We know the government cannot establish an official national religion. We know the government cannot force you to attend or support your local church, temple, or mosque. But we also know that just a little promotion of religion might be okay. In another case dealing with the Establishment Clause, in 2005, the Supreme Court said it was constitutional for the Ten Commandments to be displayed on the Texas state capitol. A divided Supreme Court concluded that while the Ten Commandments are undeniably religious, they also have historical meaning and “[s]imply having religious content or promoting a message consistent with a religious doctrine does not run afoul of the Establishment Clause.”
The Supreme Court created the current test for evaluating Establishment Clause cases in 1971. In this Maryland case, the test would require that the monument has a secular purpose, that the principal or primary effect of the monument is neither to promote nor hinder religion and that the monument does not lead to excessive entanglements between the government and a religion. Given the lack of clarity provided by this test, it is easy to see why there is so much confusion as to what is and is not considered constitutional.
But the current case, the American Legion v. American Humanist, could change that.

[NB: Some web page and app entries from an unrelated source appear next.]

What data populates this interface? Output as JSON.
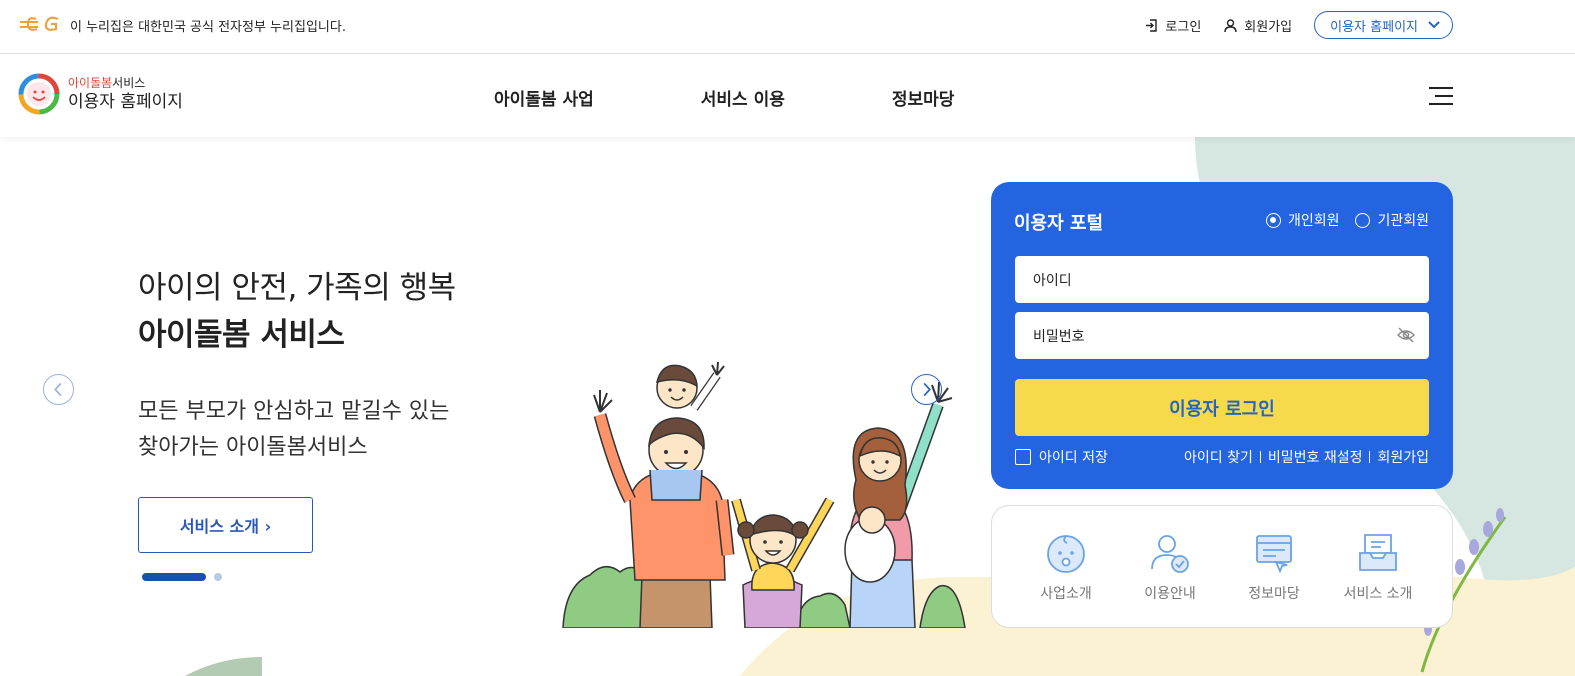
{
  "gov_bar": {
    "notice": "이 누리집은 대한민국 공식 전자정부 누리집입니다.",
    "login": "로그인",
    "signup": "회원가입",
    "homepage_select": "이용자 홈페이지"
  },
  "header": {
    "brand_red": "아이돌봄",
    "brand_rest": "서비스",
    "brand_title": "이용자 홈페이지",
    "nav": [
      "아이돌봄 사업",
      "서비스 이용",
      "정보마당"
    ]
  },
  "hero": {
    "line1": "아이의 안전, 가족의 행복",
    "line2": "아이돌봄 서비스",
    "sub1": "모든 부모가 안심하고 맡길수 있는",
    "sub2": "찾아가는 아이돌봄서비스",
    "button": "서비스 소개 ›"
  },
  "portal": {
    "title": "이용자 포털",
    "radio_personal": "개인회원",
    "radio_org": "기관회원",
    "id_placeholder": "아이디",
    "pw_placeholder": "비밀번호",
    "login_button": "이용자 로그인",
    "save_id": "아이디 저장",
    "find_id": "아이디 찾기",
    "reset_pw": "비밀번호 재설정",
    "signup": "회원가입"
  },
  "quick_links": [
    "사업소개",
    "이용안내",
    "정보마당",
    "서비스 소개"
  ],
  "colors": {
    "primary_blue": "#2464e0",
    "login_yellow": "#f7d94c",
    "brand_red": "#e2463b"
  }
}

American Humanist, a non-profit, sued the Maryland-National Capital Park and Planning Commission which maintains the memorial. The organization argues that a war memorial in the form of a cross violates the First Amendment’s Establishment Clause because it amounts to the government promoting Christianity. American Humanist lost its case in the trial court, where the judge concluded that the cross was used for the secular purpose of honoring those who died in World War I. But the U.S. Court of Appeals for the Fourth Circuit reversed that judgment and found that the primary effect of the Peace Cross was to endorse religion, here Christianity, and therefore it violated the Establishment Clause.

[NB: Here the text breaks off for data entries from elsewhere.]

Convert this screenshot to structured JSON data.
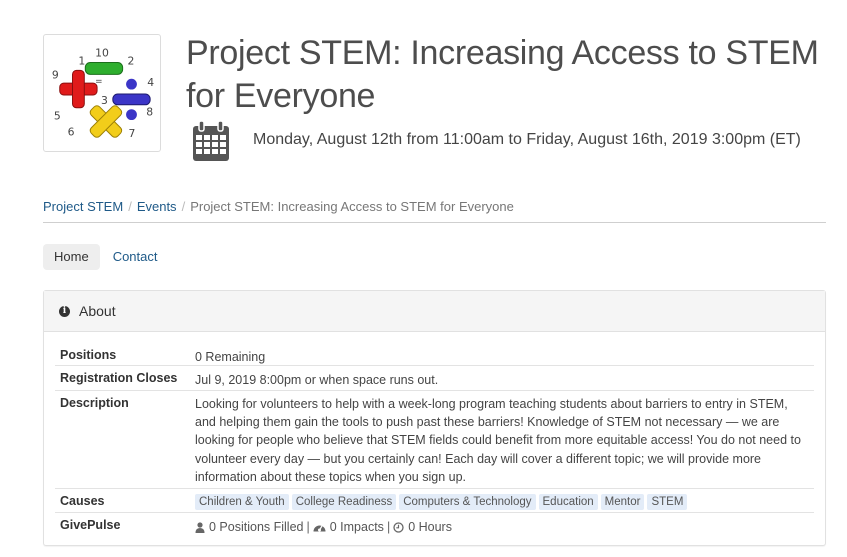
{
  "header": {
    "logo_alt": "math symbols logo",
    "title": "Project STEM: Increasing Access to STEM for Everyone",
    "date_icon": "calendar-icon",
    "date_text": "Monday, August 12th from 11:00am to Friday, August 16th, 2019 3:00pm (ET)"
  },
  "breadcrumb": [
    {
      "label": "Project STEM"
    },
    {
      "label": "Events"
    },
    {
      "label": "Project STEM: Increasing Access to STEM for Everyone"
    }
  ],
  "nav": {
    "tabs": [
      {
        "label": "Home",
        "active": true
      },
      {
        "label": "Contact",
        "active": false
      }
    ]
  },
  "about": {
    "heading": "About",
    "heading_icon": "info-circle-icon",
    "rows": [
      {
        "label": "Positions",
        "value": "0 Remaining"
      },
      {
        "label": "Registration Closes",
        "value": "Jul 9, 2019 8:00pm or when space runs out."
      },
      {
        "label": "Description",
        "value": "Looking for volunteers to help with a week-long program teaching students about barriers to entry in STEM, and helping them gain the tools to push past these barriers! Knowledge of STEM not necessary — we are looking for people who believe that STEM fields could benefit from more equitable access! You do not need to volunteer every day — but you certainly can! Each day will cover a different topic; we will provide more information about these topics when you sign up."
      },
      {
        "label": "Causes",
        "tags": [
          "Children & Youth",
          "College Readiness",
          "Computers & Technology",
          "Education",
          "Mentor",
          "STEM"
        ]
      },
      {
        "label": "GivePulse",
        "stats": [
          {
            "icon": "user-icon",
            "text": "0 Positions Filled"
          },
          {
            "icon": "dashboard-icon",
            "text": "0 Impacts"
          },
          {
            "icon": "clock-icon",
            "text": "0 Hours"
          }
        ]
      }
    ]
  },
  "colors": {
    "link": "#1f5a88",
    "tag_bg": "#e3ecf8",
    "panel_head_bg": "#f5f5f5"
  }
}
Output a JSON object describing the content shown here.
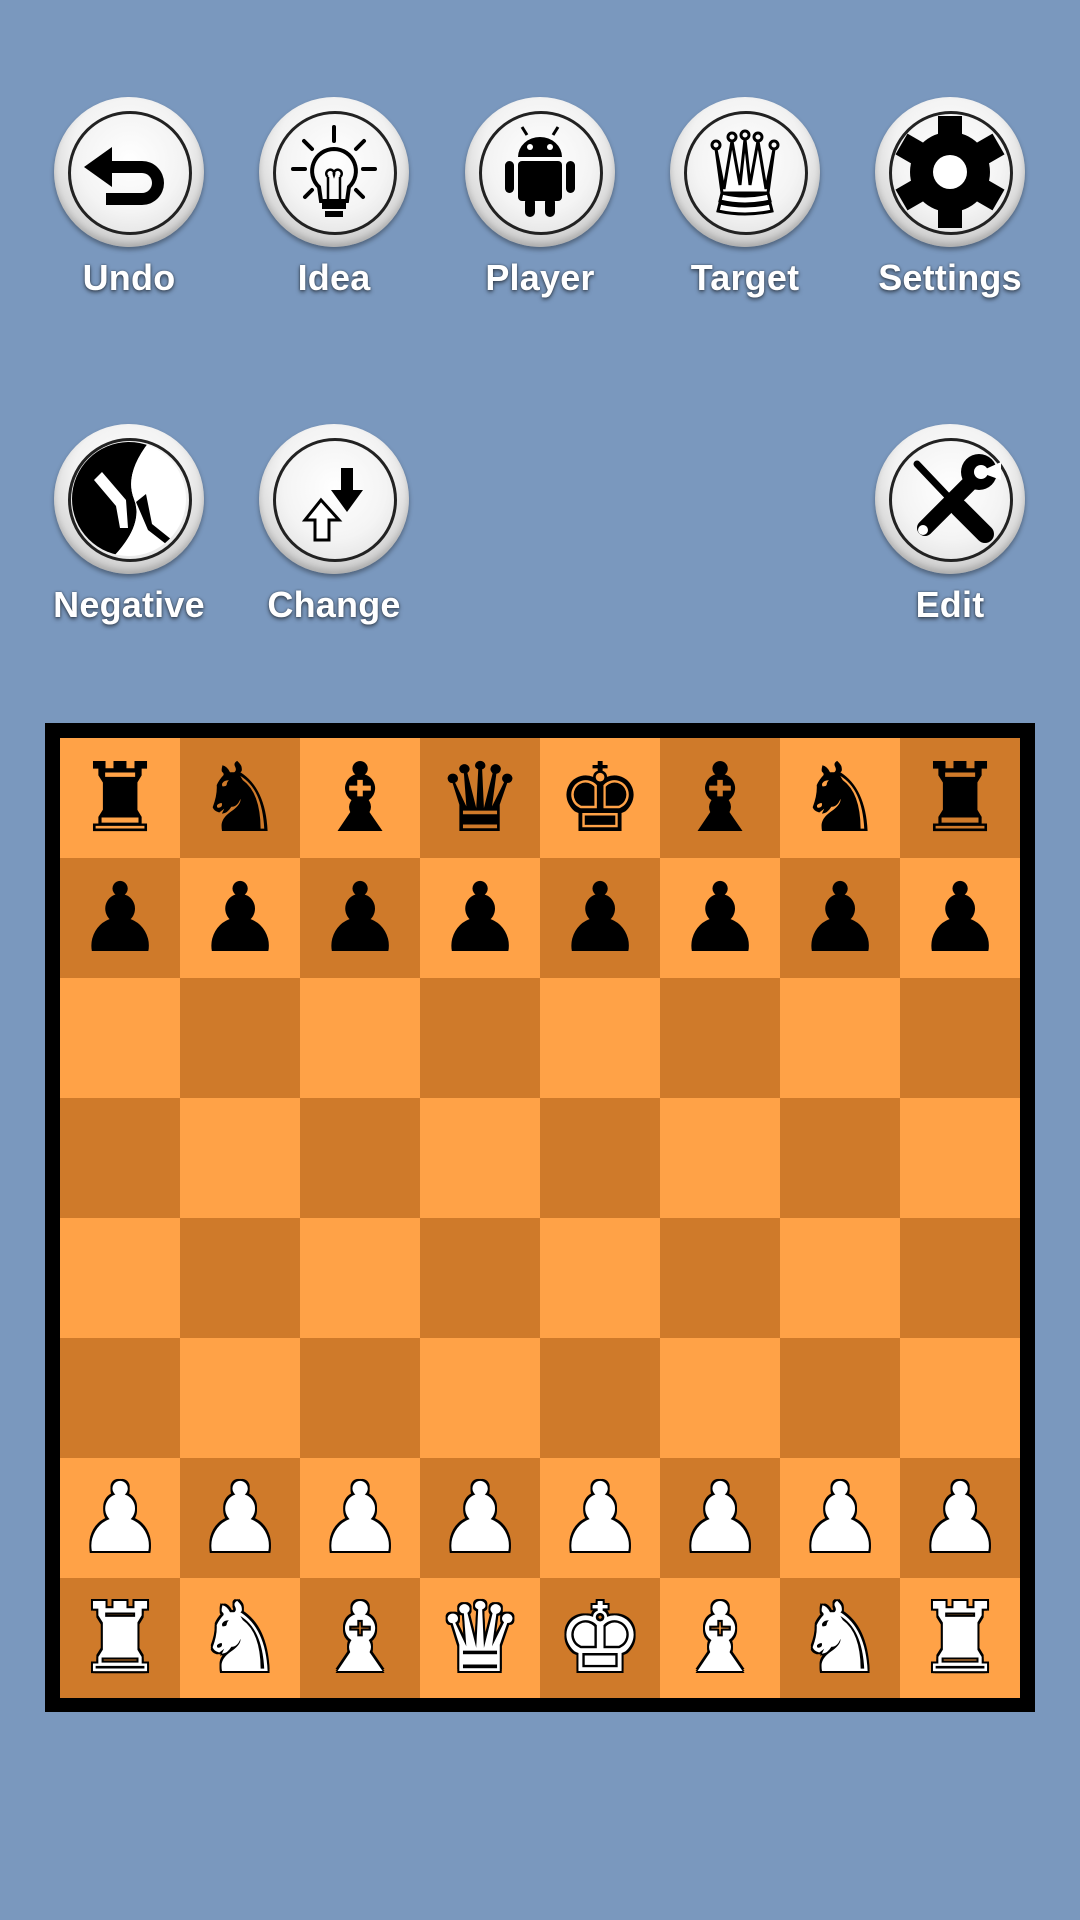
{
  "toolbar": {
    "row1": [
      {
        "id": "undo",
        "label": "Undo",
        "icon": "undo-arrow-icon"
      },
      {
        "id": "idea",
        "label": "Idea",
        "icon": "lightbulb-icon"
      },
      {
        "id": "player",
        "label": "Player",
        "icon": "android-robot-icon"
      },
      {
        "id": "target",
        "label": "Target",
        "icon": "queen-crown-icon"
      },
      {
        "id": "settings",
        "label": "Settings",
        "icon": "gear-icon"
      }
    ],
    "row2": [
      {
        "id": "negative",
        "label": "Negative",
        "icon": "hands-yin-yang-icon"
      },
      {
        "id": "change",
        "label": "Change",
        "icon": "swap-arrows-icon"
      },
      {
        "id": "edit",
        "label": "Edit",
        "icon": "wrench-screwdriver-icon"
      }
    ]
  },
  "colors": {
    "background": "#7a98be",
    "light_square": "#ffa247",
    "dark_square": "#cf7a2a",
    "board_frame": "#000000"
  },
  "board": {
    "orientation": "white-at-bottom",
    "ranks": [
      [
        "r",
        "n",
        "b",
        "q",
        "k",
        "b",
        "n",
        "r"
      ],
      [
        "p",
        "p",
        "p",
        "p",
        "p",
        "p",
        "p",
        "p"
      ],
      [
        "",
        "",
        "",
        "",
        "",
        "",
        "",
        ""
      ],
      [
        "",
        "",
        "",
        "",
        "",
        "",
        "",
        ""
      ],
      [
        "",
        "",
        "",
        "",
        "",
        "",
        "",
        ""
      ],
      [
        "",
        "",
        "",
        "",
        "",
        "",
        "",
        ""
      ],
      [
        "P",
        "P",
        "P",
        "P",
        "P",
        "P",
        "P",
        "P"
      ],
      [
        "R",
        "N",
        "B",
        "Q",
        "K",
        "B",
        "N",
        "R"
      ]
    ],
    "glyphs": {
      "k": "♚",
      "q": "♛",
      "r": "♜",
      "b": "♝",
      "n": "♞",
      "p": "♟",
      "K": "♚",
      "Q": "♛",
      "R": "♜",
      "B": "♝",
      "N": "♞",
      "P": "♟"
    },
    "names": {
      "k": "black-king",
      "q": "black-queen",
      "r": "black-rook",
      "b": "black-bishop",
      "n": "black-knight",
      "p": "black-pawn",
      "K": "white-king",
      "Q": "white-queen",
      "R": "white-rook",
      "B": "white-bishop",
      "N": "white-knight",
      "P": "white-pawn"
    }
  }
}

During oral arguments on Wednesday there appeared to be consensus for finding that the cross is a war memorial with historical significance, and is in fact constitutional. Justice Elena Kagan, for instance, described the cross as a “preeminent symbol” of sacrifice. Justice Breyer suggested that in part because of the historical significance attached to the memorial, it should be able to stand, but that the government should not be able to erect new crosses on government property.

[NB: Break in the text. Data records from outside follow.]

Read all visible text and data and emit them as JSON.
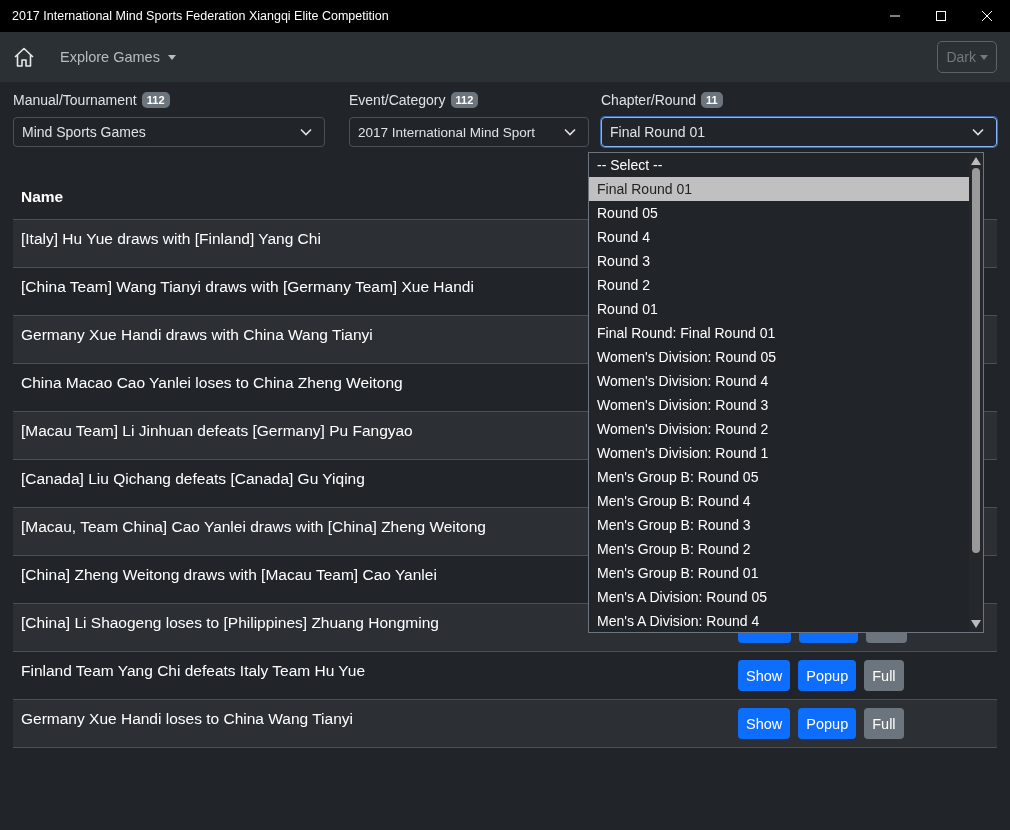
{
  "window": {
    "title": "2017 International Mind Sports Federation Xiangqi Elite Competition"
  },
  "navbar": {
    "menu": "Explore Games",
    "theme_button": "Dark"
  },
  "filters": [
    {
      "label": "Manual/Tournament",
      "count": "112",
      "value": "Mind Sports Games",
      "focused": false
    },
    {
      "label": "Event/Category",
      "count": "112",
      "value": "2017 International Mind Sport",
      "focused": false
    },
    {
      "label": "Chapter/Round",
      "count": "11",
      "value": "Final Round 01",
      "focused": true
    }
  ],
  "table": {
    "columns": [
      "Name"
    ],
    "rows": [
      {
        "name": "[Italy] Hu Yue draws with [Finland] Yang Chi",
        "buttons": []
      },
      {
        "name": "[China Team] Wang Tianyi draws with [Germany Team] Xue Handi",
        "buttons": []
      },
      {
        "name": "Germany Xue Handi draws with China Wang Tianyi",
        "buttons": []
      },
      {
        "name": "China Macao Cao Yanlei loses to China Zheng Weitong",
        "buttons": []
      },
      {
        "name": "[Macau Team] Li Jinhuan defeats [Germany] Pu Fangyao",
        "buttons": []
      },
      {
        "name": "[Canada] Liu Qichang defeats [Canada] Gu Yiqing",
        "buttons": []
      },
      {
        "name": "[Macau, Team China] Cao Yanlei draws with [China] Zheng Weitong",
        "buttons": []
      },
      {
        "name": "[China] Zheng Weitong draws with [Macau Team] Cao Yanlei",
        "buttons": []
      },
      {
        "name": "[China] Li Shaogeng loses to [Philippines] Zhuang Hongming",
        "buttons": [
          {
            "kind": "primary"
          },
          {
            "kind": "primary"
          },
          {
            "kind": "secondary"
          }
        ]
      },
      {
        "name": "Finland Team Yang Chi defeats Italy Team Hu Yue",
        "buttons": [
          {
            "kind": "primary",
            "label": "Show"
          },
          {
            "kind": "primary",
            "label": "Popup"
          },
          {
            "kind": "secondary",
            "label": "Full"
          }
        ]
      },
      {
        "name": "Germany Xue Handi loses to China Wang Tianyi",
        "buttons": [
          {
            "kind": "primary",
            "label": "Show"
          },
          {
            "kind": "primary",
            "label": "Popup"
          },
          {
            "kind": "secondary",
            "label": "Full"
          }
        ]
      }
    ]
  },
  "dropdown": {
    "options": [
      {
        "label": "-- Select --",
        "selected": false
      },
      {
        "label": "Final Round 01",
        "selected": true
      },
      {
        "label": "Round 05",
        "selected": false
      },
      {
        "label": "Round 4",
        "selected": false
      },
      {
        "label": "Round 3",
        "selected": false
      },
      {
        "label": "Round 2",
        "selected": false
      },
      {
        "label": "Round 01",
        "selected": false
      },
      {
        "label": "Final Round: Final Round 01",
        "selected": false
      },
      {
        "label": "Women's Division: Round 05",
        "selected": false
      },
      {
        "label": "Women's Division: Round 4",
        "selected": false
      },
      {
        "label": "Women's Division: Round 3",
        "selected": false
      },
      {
        "label": "Women's Division: Round 2",
        "selected": false
      },
      {
        "label": "Women's Division: Round 1",
        "selected": false
      },
      {
        "label": "Men's Group B: Round 05",
        "selected": false
      },
      {
        "label": "Men's Group B: Round 4",
        "selected": false
      },
      {
        "label": "Men's Group B: Round 3",
        "selected": false
      },
      {
        "label": "Men's Group B: Round 2",
        "selected": false
      },
      {
        "label": "Men's Group B: Round 01",
        "selected": false
      },
      {
        "label": "Men's A Division: Round 05",
        "selected": false
      },
      {
        "label": "Men's A Division: Round 4",
        "selected": false
      }
    ]
  }
}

Based on oral arguments today, it seems likely that the court will find this particular war memorial to be constitutional, but will struggle to articulate a standard for future cases.
Like so many Supreme Court cases, the decision in Maryland could have broader reaching implications. The Supreme Court’s ruling could dictate whether and what type of religious displays are permissible on public grounds, including public schools. For instance, it seems like every holiday season we debate the legality of various Christmas nativity scenes and Hanukah menorahs. The court’s ruling may also determine whether two different war memorials in Arlington National Cemetery — both crosses — are constitutional.
A decision is expected by the end of June.
Jessica Levinson is a professor and the director of the Public Service Institute at Loyola Law School, Los Angeles. Her work focuses on election law and governance issues. She is the former president of the Los Angeles Ethics Commission.